What is being asked: Lines of the listing below that contain the string "time" are to be returned.
****
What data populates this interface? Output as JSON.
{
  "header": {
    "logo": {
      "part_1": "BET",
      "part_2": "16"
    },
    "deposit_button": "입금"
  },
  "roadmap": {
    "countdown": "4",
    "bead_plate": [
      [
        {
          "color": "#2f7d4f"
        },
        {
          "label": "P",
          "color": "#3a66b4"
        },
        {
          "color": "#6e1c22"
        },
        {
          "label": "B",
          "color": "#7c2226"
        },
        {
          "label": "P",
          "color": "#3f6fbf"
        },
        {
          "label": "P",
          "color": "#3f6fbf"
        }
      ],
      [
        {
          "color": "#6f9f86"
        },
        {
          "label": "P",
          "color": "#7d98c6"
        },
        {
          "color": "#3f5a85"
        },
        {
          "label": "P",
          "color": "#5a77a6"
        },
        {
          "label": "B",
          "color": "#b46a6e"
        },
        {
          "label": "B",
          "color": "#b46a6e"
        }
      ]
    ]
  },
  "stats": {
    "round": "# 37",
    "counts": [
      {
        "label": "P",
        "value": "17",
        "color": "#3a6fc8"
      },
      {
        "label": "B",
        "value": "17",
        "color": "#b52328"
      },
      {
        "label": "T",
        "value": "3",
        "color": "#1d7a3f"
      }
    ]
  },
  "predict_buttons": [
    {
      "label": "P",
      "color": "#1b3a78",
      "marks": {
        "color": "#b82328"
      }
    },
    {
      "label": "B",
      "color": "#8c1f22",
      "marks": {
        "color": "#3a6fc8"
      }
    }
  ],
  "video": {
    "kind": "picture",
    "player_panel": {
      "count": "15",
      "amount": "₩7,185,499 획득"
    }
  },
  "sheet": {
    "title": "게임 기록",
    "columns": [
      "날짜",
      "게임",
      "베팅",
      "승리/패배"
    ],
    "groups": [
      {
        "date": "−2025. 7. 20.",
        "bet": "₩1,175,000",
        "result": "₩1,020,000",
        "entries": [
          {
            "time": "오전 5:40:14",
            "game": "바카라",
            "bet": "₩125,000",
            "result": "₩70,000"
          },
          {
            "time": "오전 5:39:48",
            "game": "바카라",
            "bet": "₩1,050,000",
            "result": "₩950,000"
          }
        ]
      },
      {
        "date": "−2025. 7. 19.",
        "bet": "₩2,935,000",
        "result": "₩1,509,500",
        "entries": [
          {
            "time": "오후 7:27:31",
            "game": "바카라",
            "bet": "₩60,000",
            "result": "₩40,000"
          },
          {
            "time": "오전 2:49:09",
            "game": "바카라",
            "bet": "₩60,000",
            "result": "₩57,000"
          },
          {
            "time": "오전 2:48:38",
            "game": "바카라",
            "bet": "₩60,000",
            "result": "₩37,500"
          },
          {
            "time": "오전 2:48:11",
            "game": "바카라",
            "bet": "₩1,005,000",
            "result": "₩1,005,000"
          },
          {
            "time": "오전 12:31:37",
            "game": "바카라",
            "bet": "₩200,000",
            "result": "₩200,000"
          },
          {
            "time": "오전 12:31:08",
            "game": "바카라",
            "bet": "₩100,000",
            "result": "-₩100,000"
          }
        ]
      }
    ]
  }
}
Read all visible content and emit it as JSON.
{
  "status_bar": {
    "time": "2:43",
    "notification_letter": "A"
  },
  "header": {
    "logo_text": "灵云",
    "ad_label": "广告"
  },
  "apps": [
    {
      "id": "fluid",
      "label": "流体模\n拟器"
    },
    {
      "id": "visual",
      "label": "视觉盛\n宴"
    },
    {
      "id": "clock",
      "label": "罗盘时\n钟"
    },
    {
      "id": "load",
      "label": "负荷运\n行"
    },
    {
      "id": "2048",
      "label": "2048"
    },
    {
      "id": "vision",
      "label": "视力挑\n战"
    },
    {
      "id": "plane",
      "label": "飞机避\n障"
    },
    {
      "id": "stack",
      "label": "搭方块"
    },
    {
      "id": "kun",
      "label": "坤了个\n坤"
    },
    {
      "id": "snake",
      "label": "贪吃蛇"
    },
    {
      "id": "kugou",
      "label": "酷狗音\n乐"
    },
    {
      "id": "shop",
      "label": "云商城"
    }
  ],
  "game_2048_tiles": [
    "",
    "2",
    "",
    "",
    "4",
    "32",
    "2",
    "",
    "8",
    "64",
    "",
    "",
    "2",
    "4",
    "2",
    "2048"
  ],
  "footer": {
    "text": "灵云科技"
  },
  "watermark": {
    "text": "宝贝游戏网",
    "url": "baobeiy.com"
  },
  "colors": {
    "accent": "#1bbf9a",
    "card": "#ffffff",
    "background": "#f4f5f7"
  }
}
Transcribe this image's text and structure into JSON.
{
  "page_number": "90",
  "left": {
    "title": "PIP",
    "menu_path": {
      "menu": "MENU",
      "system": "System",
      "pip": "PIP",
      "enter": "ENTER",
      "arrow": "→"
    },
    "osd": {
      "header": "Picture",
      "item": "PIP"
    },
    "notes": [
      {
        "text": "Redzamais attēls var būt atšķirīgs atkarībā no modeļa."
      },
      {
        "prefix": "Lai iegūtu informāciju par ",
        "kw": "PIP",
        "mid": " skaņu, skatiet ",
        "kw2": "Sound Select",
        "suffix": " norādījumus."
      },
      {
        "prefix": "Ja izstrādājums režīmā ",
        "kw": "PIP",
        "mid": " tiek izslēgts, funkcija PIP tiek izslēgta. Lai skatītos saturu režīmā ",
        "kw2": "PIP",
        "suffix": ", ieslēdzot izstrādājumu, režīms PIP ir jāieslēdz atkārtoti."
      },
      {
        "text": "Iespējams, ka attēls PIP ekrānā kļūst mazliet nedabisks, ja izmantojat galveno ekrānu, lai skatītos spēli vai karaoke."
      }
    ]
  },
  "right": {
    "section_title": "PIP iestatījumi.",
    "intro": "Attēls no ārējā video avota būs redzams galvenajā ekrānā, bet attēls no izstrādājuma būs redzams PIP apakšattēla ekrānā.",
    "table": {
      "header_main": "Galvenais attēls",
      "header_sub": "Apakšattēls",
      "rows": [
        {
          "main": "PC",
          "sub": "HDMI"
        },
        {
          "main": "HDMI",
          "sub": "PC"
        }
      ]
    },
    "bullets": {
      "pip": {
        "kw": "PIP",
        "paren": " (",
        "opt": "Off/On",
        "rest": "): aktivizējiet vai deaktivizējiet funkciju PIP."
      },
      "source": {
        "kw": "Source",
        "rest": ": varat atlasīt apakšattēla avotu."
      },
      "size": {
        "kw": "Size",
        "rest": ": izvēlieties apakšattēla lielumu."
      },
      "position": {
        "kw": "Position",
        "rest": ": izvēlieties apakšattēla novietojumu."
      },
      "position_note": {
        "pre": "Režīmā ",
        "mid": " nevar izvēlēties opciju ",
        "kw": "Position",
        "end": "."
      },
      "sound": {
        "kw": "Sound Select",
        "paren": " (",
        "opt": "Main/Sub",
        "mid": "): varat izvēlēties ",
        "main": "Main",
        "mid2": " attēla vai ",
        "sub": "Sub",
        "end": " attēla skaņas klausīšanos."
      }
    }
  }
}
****
Exercise solution:
            "time": "오전 5:40:14",
            "time": "오전 5:39:48",
            "time": "오후 7:27:31",
            "time": "오전 2:49:09",
            "time": "오전 2:48:38",
            "time": "오전 2:48:11",
            "time": "오전 12:31:37",
            "time": "오전 12:31:08",
    "time": "2:43",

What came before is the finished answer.